Sign up for our newsletters Subscribe
Nader actually isn’t given very much more than a parenthetical treatment in the text proper, in which Alter hazards a “butterfly effect” analysis of political history. Neither is Trayvon Martin. But behold Alter's theory: In the 1960s and ’70s Ralph Nader was a high-profile consumer activist. In 1971 Lewis Powell, shortly before joining the Supreme Court, wrote a memo to the U.S. Chamber of Commerce entitled “Attack on American Free Enterprise System.” In it he singled out Nader as the “single most effective antagonist of American business.”
So then some people started groups like the Heritage Foundation. The conservative movement was ascendant. Think tanks started writing laws. Three and a half decades later the NRA helped push the Stand Your Ground law through the Florida legislature. And then . . . Trayvon Martin? There are some words in between this and that, but I’ve read them three times and I’m still not sure what the point is.

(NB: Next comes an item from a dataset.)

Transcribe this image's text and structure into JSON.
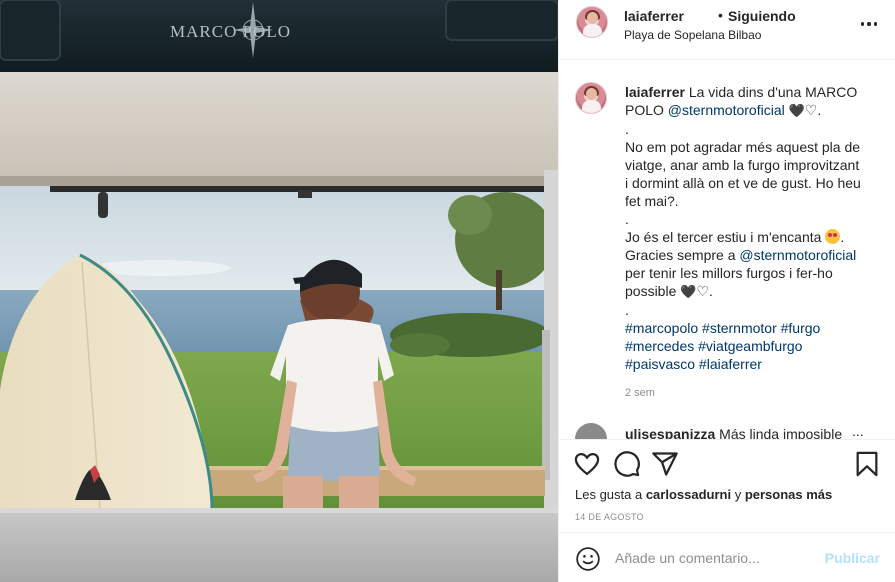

Martin is just one piece of the argument. Alter also writes, "If Ralph Nader hadn’t gotten under Lewis Powell’s skin, we wouldn’t be having these arguments over whether the individual mandate in Obamacare is unconstitutional." These claims are what historians call "counterfactual," and logicians call "bullshit." Alter understands historical causation here like Alanis Morissette understands irony, which is to say not really—trying to draw out some unified decades-long narrative of How Nader Ruins Everything is just really batty. So is suggesting that activists are responsible for every instance of wacky backlash that they provoke. So is suggesting that the rise of the conservative movement is the sole responsibility of one unelected dude. It’s like blaming Betty Friedan for those transvaginal-ultrasound-loving Virginia legislators. Or like blaming protesters for getting beaten up by cops. Or, hell, like blaming Lauren Viera’s cranky essay on Scofflaw on the fact that Danny Shapiro decided to open the bar in the first place. It’s like a lot of things, really, but not much like logic.